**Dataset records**
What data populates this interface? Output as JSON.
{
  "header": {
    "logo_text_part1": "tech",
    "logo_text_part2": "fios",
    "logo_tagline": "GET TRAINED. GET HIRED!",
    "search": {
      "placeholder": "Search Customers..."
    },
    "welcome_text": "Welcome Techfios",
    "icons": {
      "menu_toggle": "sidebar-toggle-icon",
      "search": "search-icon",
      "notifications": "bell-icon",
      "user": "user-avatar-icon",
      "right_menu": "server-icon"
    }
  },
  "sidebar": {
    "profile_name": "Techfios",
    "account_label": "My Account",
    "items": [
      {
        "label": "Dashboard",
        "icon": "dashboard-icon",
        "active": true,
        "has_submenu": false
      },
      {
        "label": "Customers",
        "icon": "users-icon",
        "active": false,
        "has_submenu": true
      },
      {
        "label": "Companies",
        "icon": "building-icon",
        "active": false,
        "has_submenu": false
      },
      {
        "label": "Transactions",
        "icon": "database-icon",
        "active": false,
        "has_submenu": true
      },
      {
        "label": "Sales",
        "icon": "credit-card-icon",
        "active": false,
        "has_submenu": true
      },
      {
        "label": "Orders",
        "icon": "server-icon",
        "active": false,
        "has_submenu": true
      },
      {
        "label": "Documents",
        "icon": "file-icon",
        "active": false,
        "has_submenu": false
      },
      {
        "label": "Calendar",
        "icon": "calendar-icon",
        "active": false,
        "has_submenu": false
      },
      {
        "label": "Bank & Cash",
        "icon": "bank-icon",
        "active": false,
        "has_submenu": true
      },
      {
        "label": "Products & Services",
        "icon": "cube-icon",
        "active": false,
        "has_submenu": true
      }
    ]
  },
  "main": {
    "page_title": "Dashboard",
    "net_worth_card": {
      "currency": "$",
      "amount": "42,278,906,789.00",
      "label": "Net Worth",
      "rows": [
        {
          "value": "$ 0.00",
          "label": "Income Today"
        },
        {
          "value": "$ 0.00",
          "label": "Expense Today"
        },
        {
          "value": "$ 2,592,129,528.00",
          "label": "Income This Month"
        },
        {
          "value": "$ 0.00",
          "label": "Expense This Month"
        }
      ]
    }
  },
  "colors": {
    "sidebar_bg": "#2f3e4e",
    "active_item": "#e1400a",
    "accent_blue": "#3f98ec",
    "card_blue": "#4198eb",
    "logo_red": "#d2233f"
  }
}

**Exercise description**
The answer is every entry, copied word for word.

**Answer to this problem**
What data populates this interface? Output as JSON.
{
  "header": {
    "logo_text_part1": "tech",
    "logo_text_part2": "fios",
    "logo_tagline": "GET TRAINED. GET HIRED!",
    "search": {
      "placeholder": "Search Customers..."
    },
    "welcome_text": "Welcome Techfios",
    "icons": {
      "menu_toggle": "sidebar-toggle-icon",
      "search": "search-icon",
      "notifications": "bell-icon",
      "user": "user-avatar-icon",
      "right_menu": "server-icon"
    }
  },
  "sidebar": {
    "profile_name": "Techfios",
    "account_label": "My Account",
    "items": [
      {
        "label": "Dashboard",
        "icon": "dashboard-icon",
        "active": true,
        "has_submenu": false
      },
      {
        "label": "Customers",
        "icon": "users-icon",
        "active": false,
        "has_submenu": true
      },
      {
        "label": "Companies",
        "icon": "building-icon",
        "active": false,
        "has_submenu": false
      },
      {
        "label": "Transactions",
        "icon": "database-icon",
        "active": false,
        "has_submenu": true
      },
      {
        "label": "Sales",
        "icon": "credit-card-icon",
        "active": false,
        "has_submenu": true
      },
      {
        "label": "Orders",
        "icon": "server-icon",
        "active": false,
        "has_submenu": true
      },
      {
        "label": "Documents",
        "icon": "file-icon",
        "active": false,
        "has_submenu": false
      },
      {
        "label": "Calendar",
        "icon": "calendar-icon",
        "active": false,
        "has_submenu": false
      },
      {
        "label": "Bank & Cash",
        "icon": "bank-icon",
        "active": false,
        "has_submenu": true
      },
      {
        "label": "Products & Services",
        "icon": "cube-icon",
        "active": false,
        "has_submenu": true
      }
    ]
  },
  "main": {
    "page_title": "Dashboard",
    "net_worth_card": {
      "currency": "$",
      "amount": "42,278,906,789.00",
      "label": "Net Worth",
      "rows": [
        {
          "value": "$ 0.00",
          "label": "Income Today"
        },
        {
          "value": "$ 0.00",
          "label": "Expense Today"
        },
        {
          "value": "$ 2,592,129,528.00",
          "label": "Income This Month"
        },
        {
          "value": "$ 0.00",
          "label": "Expense This Month"
        }
      ]
    }
  },
  "colors": {
    "sidebar_bg": "#2f3e4e",
    "active_item": "#e1400a",
    "accent_blue": "#3f98ec",
    "card_blue": "#4198eb",
    "logo_red": "#d2233f"
  }
}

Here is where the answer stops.